(Project Syndicate) Are We Recognizing just how Dynamic the economic+global landscape is?

The real point is that the economic landscape in which we are operating is not only competitive; it is changing constantly. This year, our industry reached an important milestone. For the first time, people are spending more time on mobile devices than on their desktop computers. Time spent on desktops has now fallen to just 40%. And people use mobile devices very differently from the way they use desktops. Seven out of every eight minutes spent on a mobile phone is spent within an app, and the most popular app in the world is Facebook.

Read it all.

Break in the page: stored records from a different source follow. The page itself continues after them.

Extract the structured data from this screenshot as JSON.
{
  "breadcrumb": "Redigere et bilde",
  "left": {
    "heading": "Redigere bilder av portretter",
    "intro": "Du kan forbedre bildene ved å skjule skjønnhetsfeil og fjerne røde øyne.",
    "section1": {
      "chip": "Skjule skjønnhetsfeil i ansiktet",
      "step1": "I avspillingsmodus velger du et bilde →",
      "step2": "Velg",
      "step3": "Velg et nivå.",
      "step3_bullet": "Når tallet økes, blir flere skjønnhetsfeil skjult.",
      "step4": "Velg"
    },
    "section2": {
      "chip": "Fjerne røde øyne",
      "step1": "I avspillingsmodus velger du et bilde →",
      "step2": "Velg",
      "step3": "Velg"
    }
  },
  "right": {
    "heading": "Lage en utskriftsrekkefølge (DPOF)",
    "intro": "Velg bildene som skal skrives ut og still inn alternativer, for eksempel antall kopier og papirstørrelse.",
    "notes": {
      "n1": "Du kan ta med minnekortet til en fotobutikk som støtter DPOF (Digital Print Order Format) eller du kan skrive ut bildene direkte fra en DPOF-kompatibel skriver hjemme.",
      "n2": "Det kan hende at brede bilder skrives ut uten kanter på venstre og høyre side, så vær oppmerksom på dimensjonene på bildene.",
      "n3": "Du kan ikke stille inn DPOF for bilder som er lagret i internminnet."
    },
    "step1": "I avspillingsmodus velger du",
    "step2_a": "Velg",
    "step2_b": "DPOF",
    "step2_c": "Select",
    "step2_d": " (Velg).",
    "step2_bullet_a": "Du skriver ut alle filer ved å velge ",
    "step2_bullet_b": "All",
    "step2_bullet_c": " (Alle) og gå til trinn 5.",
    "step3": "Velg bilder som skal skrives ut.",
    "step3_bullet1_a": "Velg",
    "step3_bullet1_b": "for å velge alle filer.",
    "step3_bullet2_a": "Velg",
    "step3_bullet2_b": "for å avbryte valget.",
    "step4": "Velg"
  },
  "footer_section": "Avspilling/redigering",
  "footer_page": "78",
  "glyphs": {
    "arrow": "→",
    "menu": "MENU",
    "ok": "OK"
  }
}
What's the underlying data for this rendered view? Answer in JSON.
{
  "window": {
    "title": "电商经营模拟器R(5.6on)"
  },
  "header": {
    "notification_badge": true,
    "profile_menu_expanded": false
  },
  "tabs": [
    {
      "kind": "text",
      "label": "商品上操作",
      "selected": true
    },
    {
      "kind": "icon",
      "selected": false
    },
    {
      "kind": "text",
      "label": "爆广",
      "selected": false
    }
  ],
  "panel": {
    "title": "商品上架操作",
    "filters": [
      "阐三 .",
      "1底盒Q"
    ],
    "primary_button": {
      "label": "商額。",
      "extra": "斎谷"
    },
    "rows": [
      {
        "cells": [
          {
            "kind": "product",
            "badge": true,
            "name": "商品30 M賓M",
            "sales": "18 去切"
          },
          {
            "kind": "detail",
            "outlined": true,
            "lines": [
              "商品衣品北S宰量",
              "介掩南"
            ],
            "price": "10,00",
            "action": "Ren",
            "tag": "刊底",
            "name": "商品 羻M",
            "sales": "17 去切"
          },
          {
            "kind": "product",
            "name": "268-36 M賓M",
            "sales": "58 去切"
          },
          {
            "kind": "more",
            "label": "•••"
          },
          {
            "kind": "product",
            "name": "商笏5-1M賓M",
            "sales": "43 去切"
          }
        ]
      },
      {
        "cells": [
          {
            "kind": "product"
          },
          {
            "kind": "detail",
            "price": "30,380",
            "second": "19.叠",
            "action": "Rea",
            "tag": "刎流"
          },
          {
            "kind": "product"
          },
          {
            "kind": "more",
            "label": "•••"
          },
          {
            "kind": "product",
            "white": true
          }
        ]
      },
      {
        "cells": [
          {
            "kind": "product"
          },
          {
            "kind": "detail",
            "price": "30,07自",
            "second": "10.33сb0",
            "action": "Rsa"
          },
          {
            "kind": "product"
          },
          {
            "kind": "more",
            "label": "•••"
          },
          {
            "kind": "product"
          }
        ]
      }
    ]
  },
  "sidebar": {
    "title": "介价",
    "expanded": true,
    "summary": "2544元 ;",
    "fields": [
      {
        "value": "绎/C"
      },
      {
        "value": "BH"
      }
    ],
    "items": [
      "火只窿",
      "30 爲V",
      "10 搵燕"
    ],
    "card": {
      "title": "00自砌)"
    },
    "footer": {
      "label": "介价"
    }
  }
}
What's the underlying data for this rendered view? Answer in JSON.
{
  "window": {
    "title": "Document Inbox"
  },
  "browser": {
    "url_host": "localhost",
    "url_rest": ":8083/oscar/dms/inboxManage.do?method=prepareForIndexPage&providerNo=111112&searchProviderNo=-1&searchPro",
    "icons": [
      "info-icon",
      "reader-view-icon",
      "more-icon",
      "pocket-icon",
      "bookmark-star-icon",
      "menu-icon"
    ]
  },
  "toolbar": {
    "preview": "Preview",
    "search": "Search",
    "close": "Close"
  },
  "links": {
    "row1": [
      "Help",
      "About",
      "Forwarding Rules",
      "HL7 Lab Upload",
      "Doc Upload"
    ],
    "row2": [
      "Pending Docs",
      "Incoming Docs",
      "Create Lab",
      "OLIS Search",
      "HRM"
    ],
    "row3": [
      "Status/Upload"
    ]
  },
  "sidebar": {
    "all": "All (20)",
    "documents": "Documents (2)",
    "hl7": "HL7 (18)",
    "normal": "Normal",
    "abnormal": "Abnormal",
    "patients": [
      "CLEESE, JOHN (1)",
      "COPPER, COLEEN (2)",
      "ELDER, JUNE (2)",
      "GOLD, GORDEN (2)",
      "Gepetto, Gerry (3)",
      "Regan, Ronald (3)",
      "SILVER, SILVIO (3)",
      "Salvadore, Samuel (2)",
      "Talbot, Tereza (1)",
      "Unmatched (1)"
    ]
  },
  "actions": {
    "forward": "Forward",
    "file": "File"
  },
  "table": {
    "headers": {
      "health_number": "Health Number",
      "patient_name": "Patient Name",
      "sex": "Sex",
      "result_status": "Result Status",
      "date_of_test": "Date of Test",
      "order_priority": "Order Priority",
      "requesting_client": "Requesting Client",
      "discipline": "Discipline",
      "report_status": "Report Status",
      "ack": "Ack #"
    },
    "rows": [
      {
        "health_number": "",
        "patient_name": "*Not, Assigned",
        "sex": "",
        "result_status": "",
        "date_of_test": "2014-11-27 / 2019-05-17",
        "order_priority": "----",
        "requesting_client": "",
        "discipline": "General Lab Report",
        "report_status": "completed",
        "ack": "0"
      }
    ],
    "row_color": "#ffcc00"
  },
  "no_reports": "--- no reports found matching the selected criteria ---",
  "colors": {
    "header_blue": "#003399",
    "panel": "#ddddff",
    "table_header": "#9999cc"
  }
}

Posted in * Culture-Watch, * Economics, Politics, --Social Networking, Anthropology, Blogging & the Internet, Consumer/consumer spending, Corporations/Corporate Life, Economy, Ethics / Moral Theology, Foreign Relations, Globalization, Law & Legal Issues, Politics in General, Science & Technology, Theology